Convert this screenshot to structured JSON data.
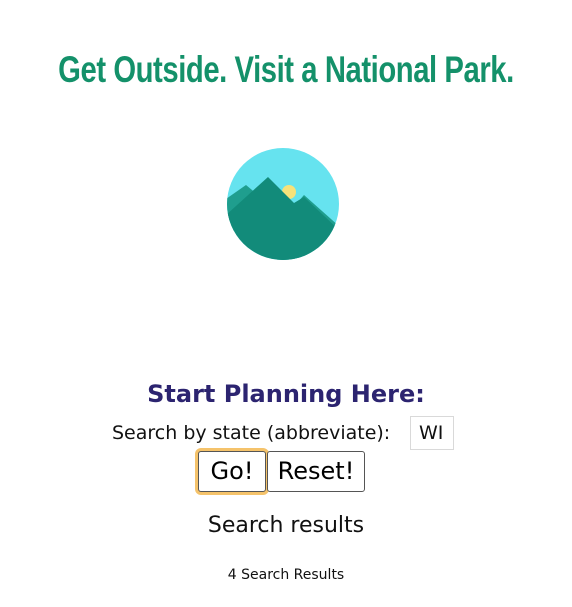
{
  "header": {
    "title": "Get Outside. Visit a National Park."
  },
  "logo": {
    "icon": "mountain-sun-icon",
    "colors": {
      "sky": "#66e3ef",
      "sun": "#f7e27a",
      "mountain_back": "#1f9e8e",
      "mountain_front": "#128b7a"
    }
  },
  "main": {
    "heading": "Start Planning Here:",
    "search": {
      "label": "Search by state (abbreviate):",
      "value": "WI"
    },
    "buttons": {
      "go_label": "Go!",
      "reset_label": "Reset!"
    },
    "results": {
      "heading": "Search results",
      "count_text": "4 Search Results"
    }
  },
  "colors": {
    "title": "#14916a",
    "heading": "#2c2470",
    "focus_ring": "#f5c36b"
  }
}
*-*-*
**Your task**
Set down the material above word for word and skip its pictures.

**Answer section**
Convert this screenshot to structured JSON data.
{
  "header": {
    "title": "Get Outside. Visit a National Park."
  },
  "logo": {
    "icon": "mountain-sun-icon",
    "colors": {
      "sky": "#66e3ef",
      "sun": "#f7e27a",
      "mountain_back": "#1f9e8e",
      "mountain_front": "#128b7a"
    }
  },
  "main": {
    "heading": "Start Planning Here:",
    "search": {
      "label": "Search by state (abbreviate):",
      "value": "WI"
    },
    "buttons": {
      "go_label": "Go!",
      "reset_label": "Reset!"
    },
    "results": {
      "heading": "Search results",
      "count_text": "4 Search Results"
    }
  },
  "colors": {
    "title": "#14916a",
    "heading": "#2c2470",
    "focus_ring": "#f5c36b"
  }
}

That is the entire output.